Platform: Xbox 360
Publisher: Microsoft Game Studios
It’s always exciting when you buy a new video game console. Video gaming is young industry and its interesting to see the graphical enhancements and the different gameplay modes made possible by new technology. What will the first game you play on the new console be like?
There’s a certain amount of goodwill which you lend to that first game you play. After all, when you’ve spend the better part of $1,000 on the console, the controllers, the hard drive and the game itself, you’re pretty much determined to just enjoy yourself no matter what.
Of course, for every time I’ve played a launch title like Super Mario World, Crazy Taxi or Halo, I’ve also played launch titles like Summoner for the Playstation 2.
Unfortunately, Kameo reminded me more of the sensation of playing Summoner than anything Miyamoto ever created.
The game starts off well enough with a crazy colourful environment and some slightly dodgy cutscene introducing the story of Kameo who is betrayed by her sister who sells out her family and lets them get kidnapped by a bunch of trolls (yes, that old chestnut). The opening level, which actually pits you against the final boss Thorn, King of the Trolls plays like any other tutorial level as you start your quest to recover your family.
It’s not too long though before the excitement of the game’s newness wears off and a few bugbears become apparent pretty quickly. The game looks colourful and shiny but its also inherited that horrible plastic appearance thats prevalent in Perfect Dark Zero, another 360 launch title. The developers, overdoing it when playing with the Xbox 360’s special effects, have let the technology dictate how the game looks. And it looks pretty shit.
The characters too, seem overdesigned, which is maybe to be expected for a game that has seen its development cycle move the game from Gamecube to Xbox to Xbox 360. While the game’s idea for allowing the main character Kameo to morph into various creatures to perform different attacks is neat, the actually gameplay is a lot less inspired. In the opening level, in a castle otherwise filled with metal contraptions and stone walls, there is a vertical incline covered entirely in ice for no reason. This is the obvious prompt to use the yeti character Chilla. It’s nice that the developers have thought to have created character specific areas of the game, but you kind of wish they had been a bit more clever about it. It’s only a couple of steps removed from having random floating random platforms in midair and collecting 100 gold coins/rings/fruit etc in platforming tedium.
The other disappointment is the battle with the 1,000 trolls that was seen in the trailer. What looks like an epic battle scene where you ride on horseback through a massive army is actually a sterile gaming experience. You press up on the controller and the computer does everything else for you. Weak.
I may sound a bit harsh on the game but its only because you get the feeling that with a bit more imagination and ambition, they could’ve created something a bit more memorable for the 360 launch. The game is completely servicable in its gameplay but its so wretchedly unambitious and safe that it cant help but disappoint.

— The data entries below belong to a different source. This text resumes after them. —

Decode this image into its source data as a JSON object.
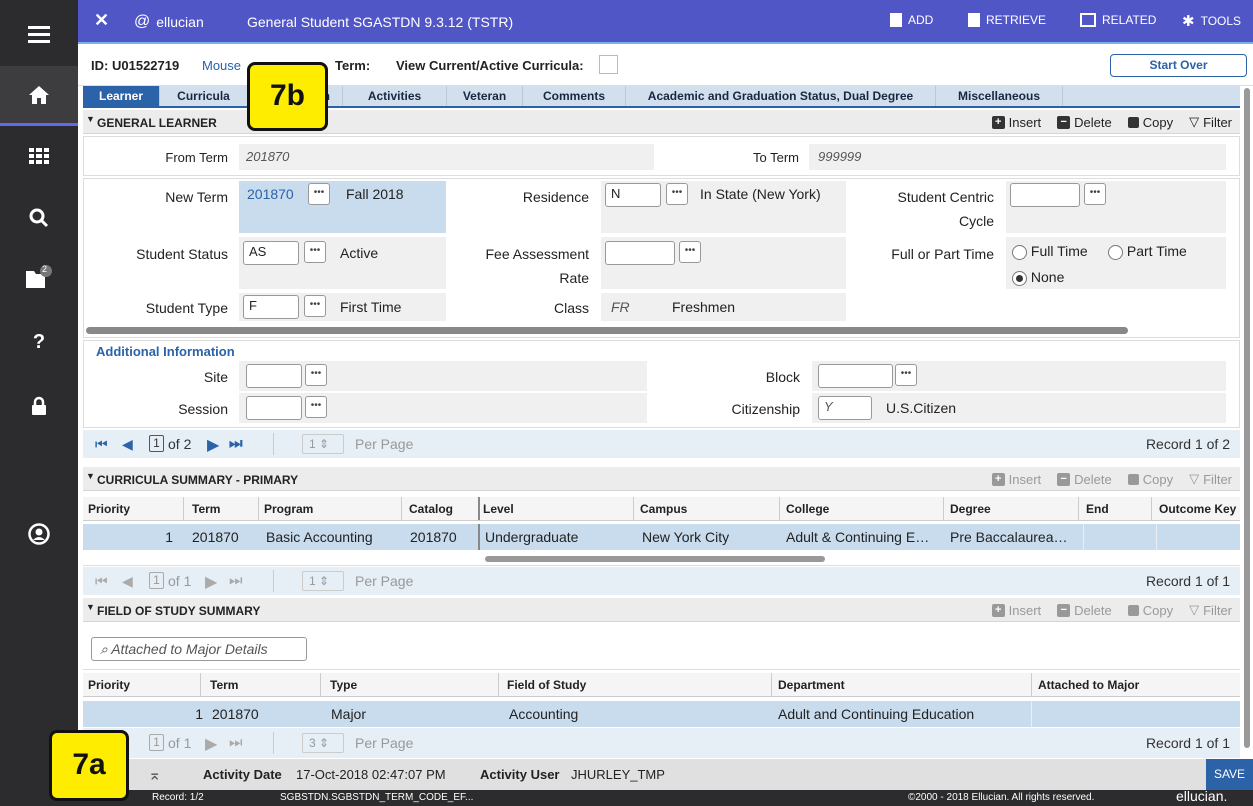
{
  "header": {
    "brand": "ellucian",
    "page_title": "General Student SGASTDN 9.3.12 (TSTR)",
    "buttons": {
      "add": "ADD",
      "retrieve": "RETRIEVE",
      "related": "RELATED",
      "tools": "TOOLS"
    }
  },
  "sidebar": {
    "notification_count": "2"
  },
  "keyblock": {
    "id_label": "ID:",
    "id_value": "U01522719",
    "name": "Mouse",
    "term_label": "Term:",
    "view_label": "View Current/Active Curricula:",
    "start_over": "Start Over"
  },
  "tabs": [
    "Learner",
    "Curricula",
    "",
    "Activities",
    "Veteran",
    "Comments",
    "Academic and Graduation Status, Dual Degree",
    "Miscellaneous"
  ],
  "tab_fragment": "h",
  "general_learner": {
    "title": "GENERAL LEARNER",
    "actions": {
      "insert": "Insert",
      "delete": "Delete",
      "copy": "Copy",
      "filter": "Filter"
    },
    "from_term_label": "From Term",
    "from_term": "201870",
    "to_term_label": "To Term",
    "to_term": "999999",
    "new_term_label": "New Term",
    "new_term": "201870",
    "new_term_desc": "Fall 2018",
    "residence_label": "Residence",
    "residence": "N",
    "residence_desc": "In State (New York)",
    "student_centric_label_1": "Student Centric",
    "student_centric_label_2": "Cycle",
    "student_status_label": "Student Status",
    "student_status": "AS",
    "student_status_desc": "Active",
    "fee_label_1": "Fee Assessment",
    "fee_label_2": "Rate",
    "full_part_label": "Full or Part Time",
    "full_time": "Full Time",
    "part_time": "Part Time",
    "none": "None",
    "student_type_label": "Student Type",
    "student_type": "F",
    "student_type_desc": "First Time",
    "class_label": "Class",
    "class_code": "FR",
    "class_desc": "Freshmen",
    "additional_info": "Additional Information",
    "site_label": "Site",
    "block_label": "Block",
    "session_label": "Session",
    "citizenship_label": "Citizenship",
    "citizenship": "Y",
    "citizenship_desc": "U.S.Citizen",
    "pager": {
      "page": "1",
      "of": "of 2",
      "per_page_value": "1",
      "per_page": "Per Page",
      "record": "Record 1 of 2"
    }
  },
  "curricula_summary": {
    "title": "CURRICULA SUMMARY - PRIMARY",
    "columns": [
      "Priority",
      "Term",
      "Program",
      "Catalog",
      "Level",
      "Campus",
      "College",
      "Degree",
      "End",
      "Outcome Key"
    ],
    "row": [
      "1",
      "201870",
      "Basic Accounting",
      "201870",
      "Undergraduate",
      "New York City",
      "Adult & Continuing E…",
      "Pre Baccalaurea…",
      "",
      ""
    ],
    "pager": {
      "page": "1",
      "of": "of 1",
      "per_page_value": "1",
      "per_page": "Per Page",
      "record": "Record 1 of 1"
    }
  },
  "field_of_study": {
    "title": "FIELD OF STUDY SUMMARY",
    "search_placeholder": "Attached to Major Details",
    "columns": [
      "Priority",
      "Term",
      "Type",
      "Field of Study",
      "Department",
      "Attached to Major"
    ],
    "row": [
      "1",
      "201870",
      "Major",
      "Accounting",
      "Adult and Continuing Education",
      ""
    ],
    "pager": {
      "page": "1",
      "of": "of 1",
      "per_page_value": "3",
      "per_page": "Per Page",
      "record": "Record 1 of 1"
    }
  },
  "footer": {
    "activity_date_label": "Activity Date",
    "activity_date": "17-Oct-2018 02:47:07 PM",
    "activity_user_label": "Activity User",
    "activity_user": "JHURLEY_TMP",
    "save": "SAVE"
  },
  "status_bar": {
    "record": "Record: 1/2",
    "field": "SGBSTDN.SGBSTDN_TERM_CODE_EF...",
    "copyright": "©2000 - 2018 Ellucian. All rights reserved.",
    "logo": "ellucian."
  },
  "callouts": {
    "a": "7a",
    "b": "7b"
  },
  "colors": {
    "header": "#5156c6",
    "tab_active": "#2b62a8",
    "selected_row": "#c9dced",
    "callout": "#ffed00"
  }
}
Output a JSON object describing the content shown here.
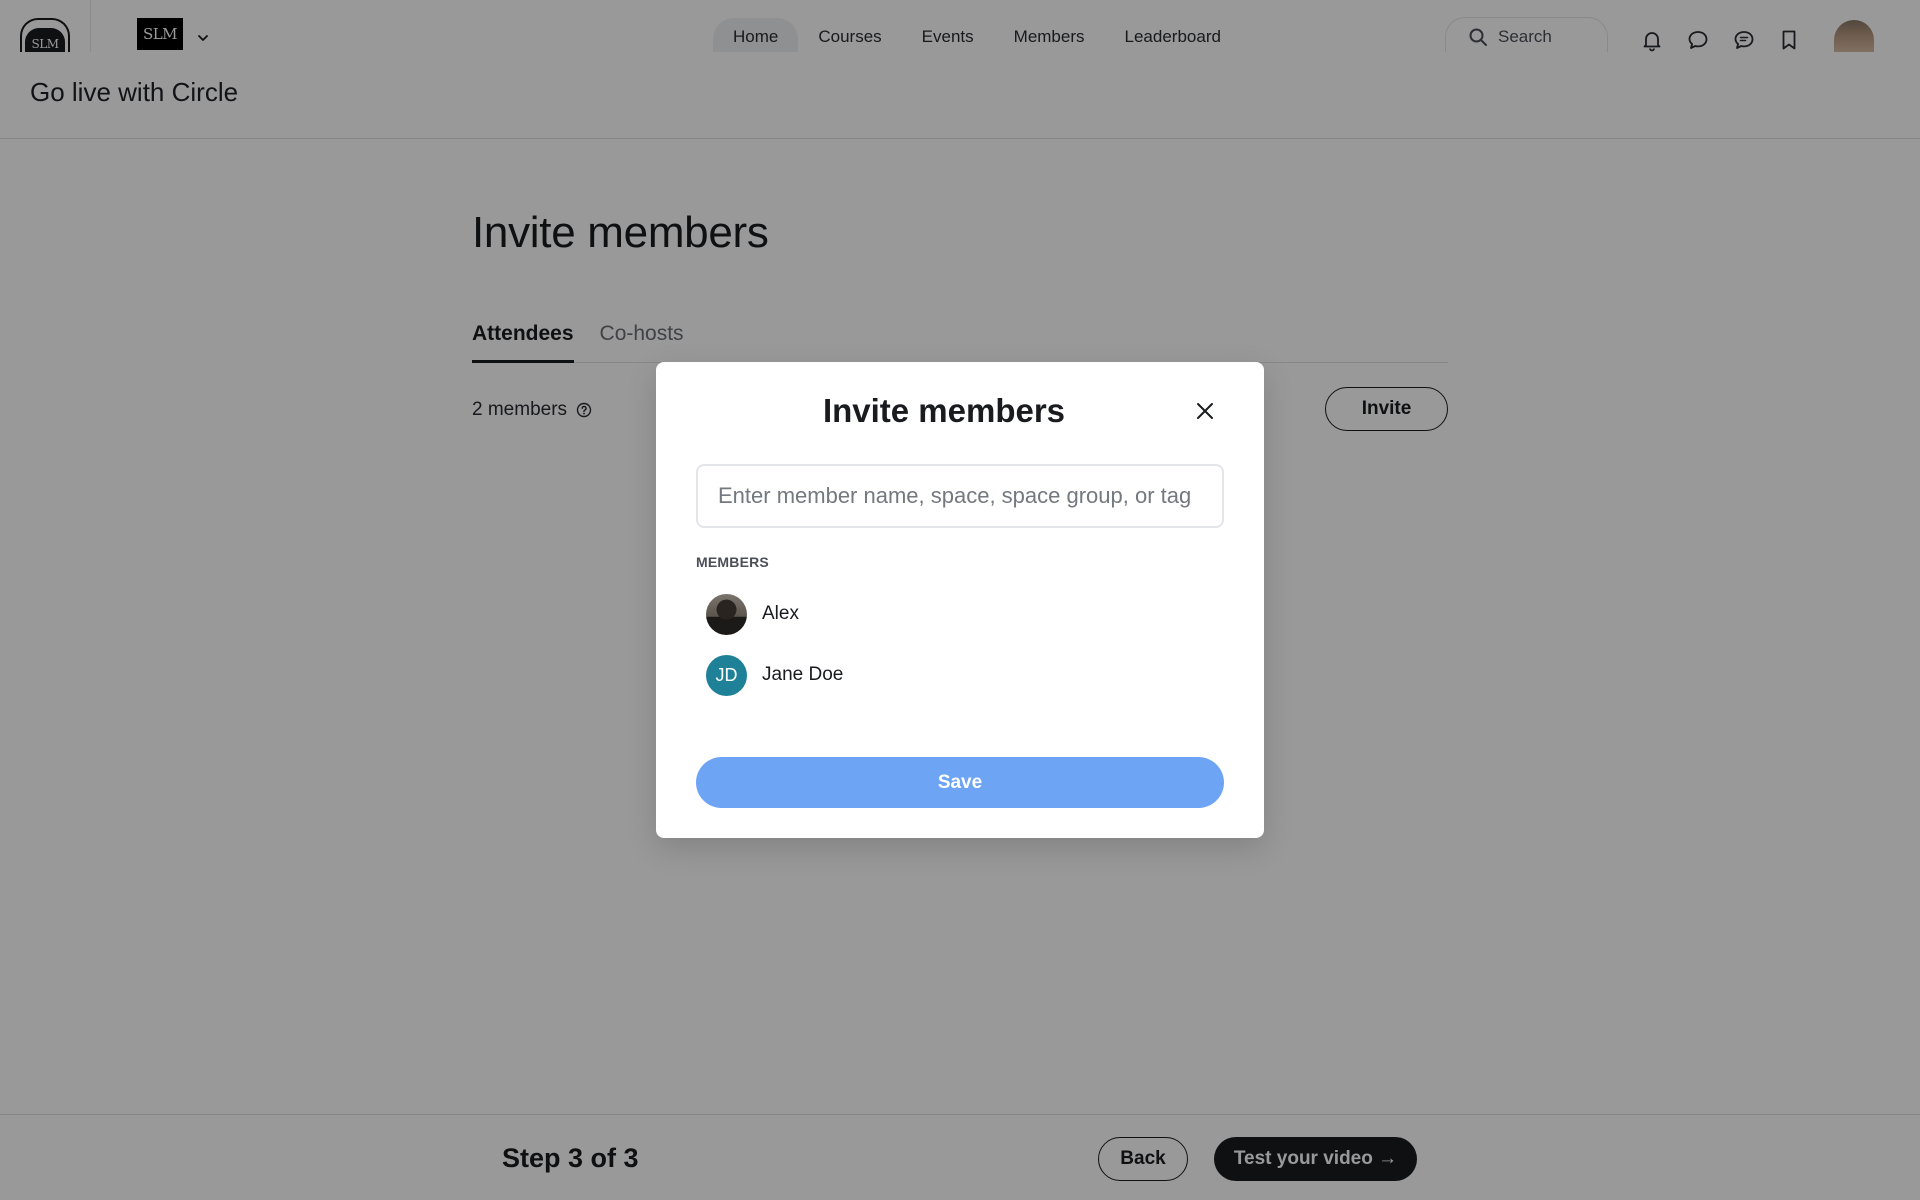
{
  "topbar": {
    "community_logo_text": "SLM",
    "brand_logo_text": "SLM",
    "nav": [
      {
        "label": "Home",
        "active": true
      },
      {
        "label": "Courses",
        "active": false
      },
      {
        "label": "Events",
        "active": false
      },
      {
        "label": "Members",
        "active": false
      },
      {
        "label": "Leaderboard",
        "active": false
      }
    ],
    "search_label": "Search",
    "icons": [
      "bell-icon",
      "chat-bubble-icon",
      "messages-icon",
      "bookmark-icon"
    ]
  },
  "page_header": {
    "title": "Go live with Circle"
  },
  "main": {
    "title": "Invite members",
    "tabs": [
      {
        "label": "Attendees",
        "active": true
      },
      {
        "label": "Co-hosts",
        "active": false
      }
    ],
    "members_count": "2 members",
    "invite_label": "Invite"
  },
  "footer": {
    "step_label": "Step 3 of 3",
    "back_label": "Back",
    "next_label": "Test your video →"
  },
  "modal": {
    "title": "Invite members",
    "input_placeholder": "Enter member name, space, space group, or tag",
    "input_value": "",
    "section_label": "MEMBERS",
    "members": [
      {
        "name": "Alex",
        "avatar": "photo"
      },
      {
        "name": "Jane Doe",
        "avatar": "initials",
        "initials": "JD"
      }
    ],
    "save_label": "Save"
  },
  "colors": {
    "primary_dark": "#191b1f",
    "save_button": "#6da4f4",
    "initials_avatar": "#1e8198",
    "overlay": "rgba(0,0,0,0.4)"
  }
}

Fortunately, there was another launch title for the Australian Xbox 360 debut which does fit the mantle of a true next generation game experience. That game is Elder Scrolls IV: Oblivion.